First, let’s talk about the protection of the technician. Done right, automotive glass installation should not be a particularly dangerous endeavor. Yes, we can cut ourselves and need a few stitches, strain our muscles or get slivers of glass in our fingers, but unlike our sister industry, glazing, we will not lose our lives by falling from tall buildings or sever a hand or arm due to glass fracturing. The most dangerous part of our job is driving from point A to point B. However, none of us want any kind of pain or injury if we can help it. We want to go on day after day and produce the work that gives us a pay check that allows us to enjoy life. To make that wish possible, we have to pay attention and do what we can to protect ourselves.

I have been putting in automotive glass for a long time. I have cut myself three times to the point of stitches being needed. For a glass technician, that is not too bad. How I managed to (mostly) save my own skin is through the use of personal protective equipment, as religiously as I can. The protective equipment includes:

  • Safety glasses;
  • Safety gloves;
  • Safety shoes;
  • Nitrile gloves; and
  • Forearm protectors.

Do I forget sometimes? Of course I do. How do you think I cut myself three times? However, when I catch myself not wearing the equipment, I stop and purposely make a point to correct the oversight. This is how good habits are developed and practiced.

Many times injuries are not noticed in the short term and can sneak up on you over time. This is usually caused by actions that are not “ergonomic.” Ergonomics is a science that deals with designing and arranging the items in a work environment so that people can use them easily and safely. Unfortunately, automotive glass technicians don’t usually get to design our environment. We must act on what is presented to us and choose the best course of action to successfully complete the job with the tools we have available to us.

In the past, there were not many options available. We used manual caulk guns that caused carpal tunnel syndrome. We used our heads to push out on the glass so we could cut the lower bead causing lower back pain. We contorted our bodies to set the glass in the opening causing muscle strain. We crawled up on large vehicles to access the windshield area causing slippage and possible injury. All of these issues have been addressed with new modern tools that can help alleviate these possible injuries. All we have to do is acquire the tools and use them.

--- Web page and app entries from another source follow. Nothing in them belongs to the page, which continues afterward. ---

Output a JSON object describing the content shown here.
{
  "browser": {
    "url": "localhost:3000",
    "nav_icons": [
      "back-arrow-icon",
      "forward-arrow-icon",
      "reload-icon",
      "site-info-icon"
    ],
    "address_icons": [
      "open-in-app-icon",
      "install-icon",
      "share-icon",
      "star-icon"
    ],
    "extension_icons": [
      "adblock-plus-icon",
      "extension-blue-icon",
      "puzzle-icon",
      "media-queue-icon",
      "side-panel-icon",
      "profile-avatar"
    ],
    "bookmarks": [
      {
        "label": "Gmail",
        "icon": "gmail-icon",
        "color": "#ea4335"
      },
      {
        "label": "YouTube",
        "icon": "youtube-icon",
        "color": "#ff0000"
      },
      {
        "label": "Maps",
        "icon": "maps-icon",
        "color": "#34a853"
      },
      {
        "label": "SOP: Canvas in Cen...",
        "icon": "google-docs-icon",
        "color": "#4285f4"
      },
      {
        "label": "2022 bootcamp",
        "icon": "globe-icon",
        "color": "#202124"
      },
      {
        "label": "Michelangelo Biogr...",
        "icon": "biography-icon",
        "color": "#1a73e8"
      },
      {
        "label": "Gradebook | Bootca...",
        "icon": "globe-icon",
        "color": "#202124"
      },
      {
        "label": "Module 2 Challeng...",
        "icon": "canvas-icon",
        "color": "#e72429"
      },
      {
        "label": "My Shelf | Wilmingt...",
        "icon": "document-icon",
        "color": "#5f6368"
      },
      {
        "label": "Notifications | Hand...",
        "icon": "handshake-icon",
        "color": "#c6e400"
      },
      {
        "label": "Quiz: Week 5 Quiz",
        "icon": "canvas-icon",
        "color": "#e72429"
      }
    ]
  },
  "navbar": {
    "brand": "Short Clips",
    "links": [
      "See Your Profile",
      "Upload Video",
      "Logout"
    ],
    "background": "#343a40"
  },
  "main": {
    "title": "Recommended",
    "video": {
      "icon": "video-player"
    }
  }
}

Protection from injury starts with the technician. The owner can supply all the safety equipment and tools out there, but if the tech doesn’t use them, they will not help. Don’t shorten your career because of pain and discomfort. Use the tools and wear the protection.

Next week I’ll talk about protecting the vehicle.